Although this is India’s most powerful rocket, the GSLV vehicle
And then it was all over.
After the drama of Apollo 13, the final four human missions to the Moon in 1971 and 1972 flew smoothly. With each successive, increasingly routine landing, astronauts made longer forays out onto the dusty lunar terrain and delved deeper into the scientific secrets hidden there.
On the second evening of Prime Day, Amazon’s annual sales bonanza, Anne Marie Bressler received an email from Amazon that had nothing to do with the latest deals. The message, sent from an automated email address Tuesday, informed her that the Align nutritional supplements she ordered two weeks earlier were probably counterfeit. “If you still have this product, we recommend that you stop using it immediately and dispose of the item,” the email reads, adding that she would be receiving a full refund. It’s not clear how many other customers may have purchased the fake supplements. Amazon confirmed that it sent out the email but declined to specify the number of customers impacted.

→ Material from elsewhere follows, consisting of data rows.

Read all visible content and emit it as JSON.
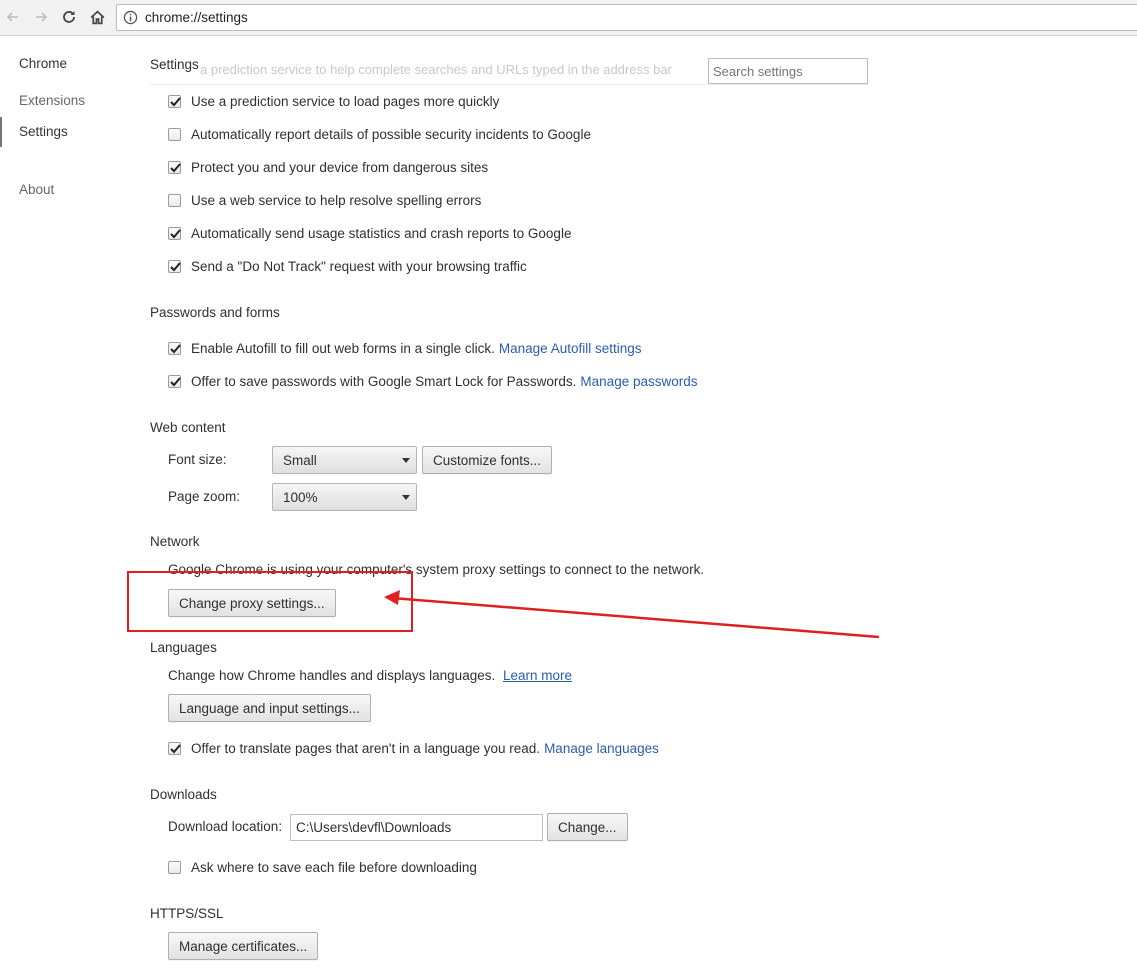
{
  "browser": {
    "url": "chrome://settings",
    "back_icon": "back-arrow-icon",
    "forward_icon": "forward-arrow-icon",
    "reload_icon": "reload-icon",
    "home_icon": "home-icon",
    "info_icon": "info-icon"
  },
  "sidebar": {
    "heading": "Chrome",
    "items": [
      {
        "label": "Extensions"
      },
      {
        "label": "Settings"
      },
      {
        "label": "About"
      }
    ]
  },
  "page": {
    "title": "Settings",
    "ghost_text": "a prediction service to help complete searches and URLs typed in the address bar",
    "search_placeholder": "Search settings"
  },
  "privacy": {
    "options": [
      {
        "label": "Use a prediction service to load pages more quickly",
        "checked": true
      },
      {
        "label": "Automatically report details of possible security incidents to Google",
        "checked": false
      },
      {
        "label": "Protect you and your device from dangerous sites",
        "checked": true
      },
      {
        "label": "Use a web service to help resolve spelling errors",
        "checked": false
      },
      {
        "label": "Automatically send usage statistics and crash reports to Google",
        "checked": true
      },
      {
        "label": "Send a \"Do Not Track\" request with your browsing traffic",
        "checked": true
      }
    ]
  },
  "passwords": {
    "title": "Passwords and forms",
    "autofill_label": "Enable Autofill to fill out web forms in a single click.",
    "autofill_link": "Manage Autofill settings",
    "autofill_checked": true,
    "save_label": "Offer to save passwords with Google Smart Lock for Passwords.",
    "save_link": "Manage passwords",
    "save_checked": true
  },
  "web_content": {
    "title": "Web content",
    "font_size_label": "Font size:",
    "font_size_value": "Small",
    "customize_fonts_label": "Customize fonts...",
    "page_zoom_label": "Page zoom:",
    "page_zoom_value": "100%"
  },
  "network": {
    "title": "Network",
    "description": "Google Chrome is using your computer's system proxy settings to connect to the network.",
    "proxy_button": "Change proxy settings..."
  },
  "languages": {
    "title": "Languages",
    "description": "Change how Chrome handles and displays languages.",
    "learn_more": "Learn more",
    "settings_button": "Language and input settings...",
    "translate_label": "Offer to translate pages that aren't in a language you read.",
    "translate_link": "Manage languages",
    "translate_checked": true
  },
  "downloads": {
    "title": "Downloads",
    "location_label": "Download location:",
    "location_value": "C:\\Users\\devfl\\Downloads",
    "change_button": "Change...",
    "ask_label": "Ask where to save each file before downloading",
    "ask_checked": false
  },
  "https": {
    "title": "HTTPS/SSL",
    "certificates_button": "Manage certificates..."
  },
  "colors": {
    "annotation": "#e02020",
    "link": "#2a5db0"
  }
}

A new twist on lightweight organic materials shows promise for artificial-muscle applications. Chinese scientists spiked a crystalline organic material with a polymer to make it more flexible. They reported their findings in a new paper in ACS Central Science, demonstrating proof of concept by using their material to make an aluminum foil paper doll do sit-ups.
There’s a lot of active research on developing better artificial muscles—manmade materials, actuators, or similar devices that mimic the contraction, expansion, and rotation (torque) characteristic of the movement of natural muscle. And small wonder, since they could be useful in a dizzying range of potential applications: robots, prosthetic limbs, powered exoskeletons, toys, wearable electronics, haptic interfaces, vehicles, and miniature medical devices, to name just a few. Most artificial muscles are designed to respond
As Apollo 13 astronaut Fred Haise floated in the tunnel snaking between the Lunar Module and Command Module, he heard—and felt—a loud bang. Around him, the two vehicles began to contort. Then, the metal walls of the tunnel crinkled as the spacecraft shuddered.
Wide-eyed, Haise scrambled from the tunnel into the Command Module alongside Jack Swigert